By Mika Mandelbaum
Arizona Daily Wildcat
Thursday, November 3, 2005
President Peter Likins said he is still working hard to carry out a plan for the UA to be more financially sound in the wake of massive state budget cuts, and that he won’t fall trap to becoming a lame duck.
Although Likins and several vice presidents are retiring this year, administrators said they don’t think it will cause a period of slowed progress at a time when the UA is still trying to integrate a plan to manage financial cuts.
“I recognize there’s a great potential for a lame duck period, but we can’t buy into that,” said Provost George Davis. “There’s so much more to be done.”
Likins agreed and said he does not foresee a lame duck period taking place.
“My planned retirement at age 70 has been known by the public for years, and I have never felt like a lame duck,” Likins said. “Indeed, knowing my personal finish line has helped me to maintain the discipline required to assure a smooth handoff to my successor.”
Davis said it would be damaging to lose momentum, and the administration must continue to work hard to prepare the university for the presidential transition.

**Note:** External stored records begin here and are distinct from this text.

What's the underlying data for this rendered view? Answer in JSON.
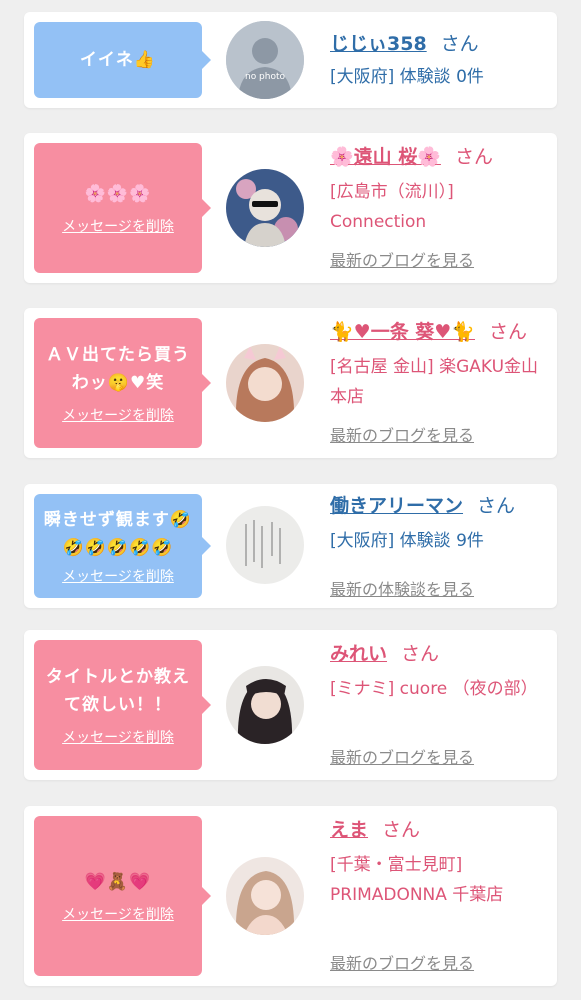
{
  "colors": {
    "pink_bubble": "#f78ea1",
    "blue_bubble": "#93c1f5",
    "pink_text": "#dd5577",
    "blue_text": "#2f6da8",
    "link_gray": "#8a8a8a"
  },
  "items": [
    {
      "message": "イイネ👍",
      "delete_label": "",
      "name": "じじぃ358",
      "honorific": "さん",
      "location": "[大阪府] 体験談 0件",
      "link": "",
      "avatar_text": "no photo"
    },
    {
      "message": "🌸🌸🌸",
      "delete_label": "メッセージを削除",
      "name": "🌸遠山 桜🌸",
      "honorific": "さん",
      "location": "[広島市（流川）] Connection",
      "link": "最新のブログを見る",
      "avatar_text": ""
    },
    {
      "message": "ＡＶ出てたら買うわッ🤫♥笑",
      "delete_label": "メッセージを削除",
      "name": "🐈♥一条 葵♥🐈",
      "honorific": "さん",
      "location": "[名古屋 金山] 楽GAKU金山本店",
      "link": "最新のブログを見る",
      "avatar_text": ""
    },
    {
      "message": "瞬きせず観ます🤣🤣🤣🤣🤣🤣",
      "delete_label": "メッセージを削除",
      "name": "働きアリーマン",
      "honorific": "さん",
      "location": "[大阪府] 体験談 9件",
      "link": "最新の体験談を見る",
      "avatar_text": ""
    },
    {
      "message": "タイトルとか教えて欲しい！！",
      "delete_label": "メッセージを削除",
      "name": "みれい",
      "honorific": "さん",
      "location": "[ミナミ] cuore （夜の部）",
      "link": "最新のブログを見る",
      "avatar_text": ""
    },
    {
      "message": "💗🧸💗",
      "delete_label": "メッセージを削除",
      "name": "えま",
      "honorific": "さん",
      "location": "[千葉・富士見町] PRIMADONNA 千葉店",
      "link": "最新のブログを見る",
      "avatar_text": ""
    }
  ]
}
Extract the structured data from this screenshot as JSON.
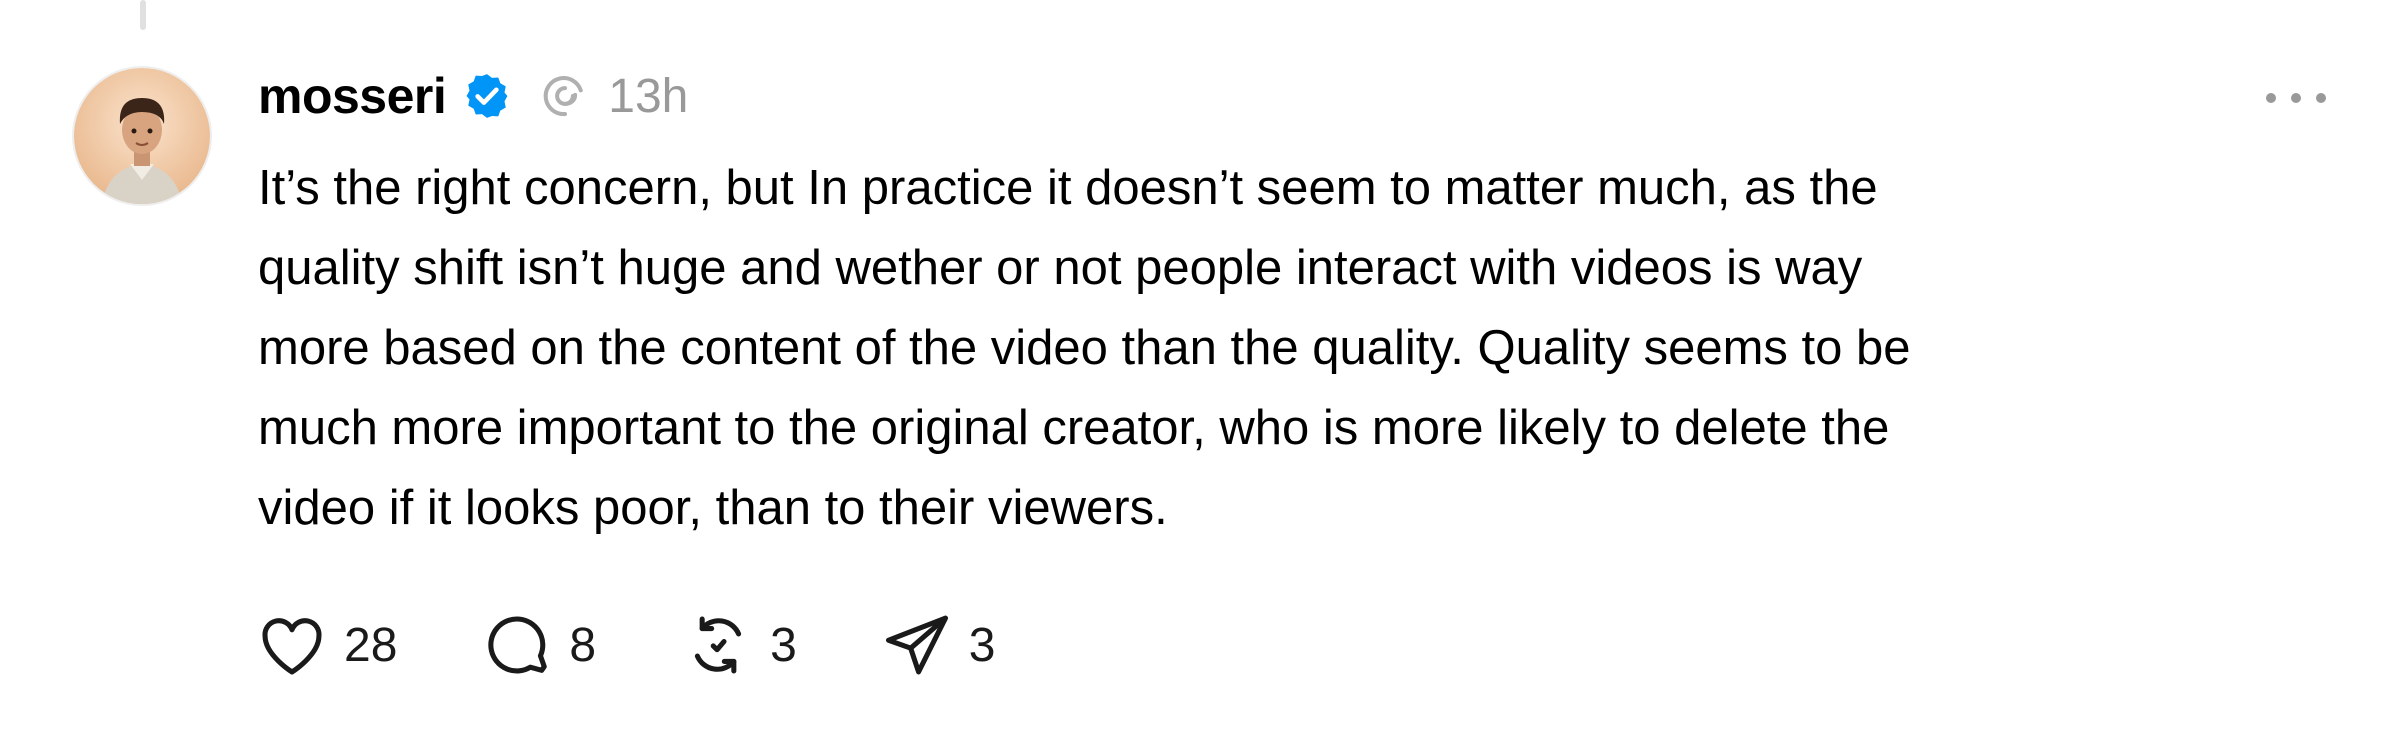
{
  "post": {
    "username": "mosseri",
    "timestamp": "13h",
    "body_lines": [
      "It’s the right concern, but In practice it doesn’t seem to matter much, as the",
      "quality shift isn’t huge and wether or not people interact with videos is way",
      "more based on the content of the video than the quality. Quality seems to be",
      "much more important to the original creator, who is more likely to delete the",
      "video if it looks poor, than to their viewers."
    ],
    "actions": {
      "likes": "28",
      "replies": "8",
      "reposts": "3",
      "shares": "3"
    }
  },
  "icons": {
    "verified": "verified-badge-icon",
    "thread": "threads-logo-icon",
    "more": "more-options-icon",
    "like": "heart-icon",
    "reply": "comment-bubble-icon",
    "repost": "repost-icon",
    "share": "send-icon"
  },
  "colors": {
    "verified_blue": "#0095f6",
    "muted_gray": "#999999",
    "text": "#000000"
  }
}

“I don’t want the new president to come in and think we’ve been asleep for the past year,” Davis said. “I can’t imagine anything worse than that.”
The incoming president potentially faces financial problems similar to those that Likins faced because state funding for public universities continues to decline.
But if the new president comes from another school, he or she should not be unfamiliar with this issue because it is happening almost everywhere, said Mark Smith, head of the department of chemistry.
“(The new president) is not facing problems that don’t exist at all other state universities,” Smith said.
But the way the situation will be handled could be different from the way Likins handled it. The incoming president will have the authority to come in and completely change the way the university runs, including whether to continue the Focused Excellence initiative, Davis said.
“If so, the faculty and department heads will be all ears,” Davis said. “There’s no way they’re going to tell the new president that he or she is tied to Focused Excellence.”
Whether or not the new president will decide to change the university’s plan is unknown, but Likins expressed confidence in his successor.
“Meeting the challenges of sound financial management is an important part of the job for any university president, and my successor will accept that responsibility as I have,” Likins said.
In the end, it is important to realize there are other issues for the future president to deal with besides the university finances, said Alfred Kaszniak, head of the department of psychology.
“One will hope that the new president isn’t so hamstrung so the financial situation doesn’t completely determine everything that happens here,” Kaszniak said. “How does the new president step into a situation like that with some anticipation of being able to make new initiatives to be able to do things in a way that will move the university forward?”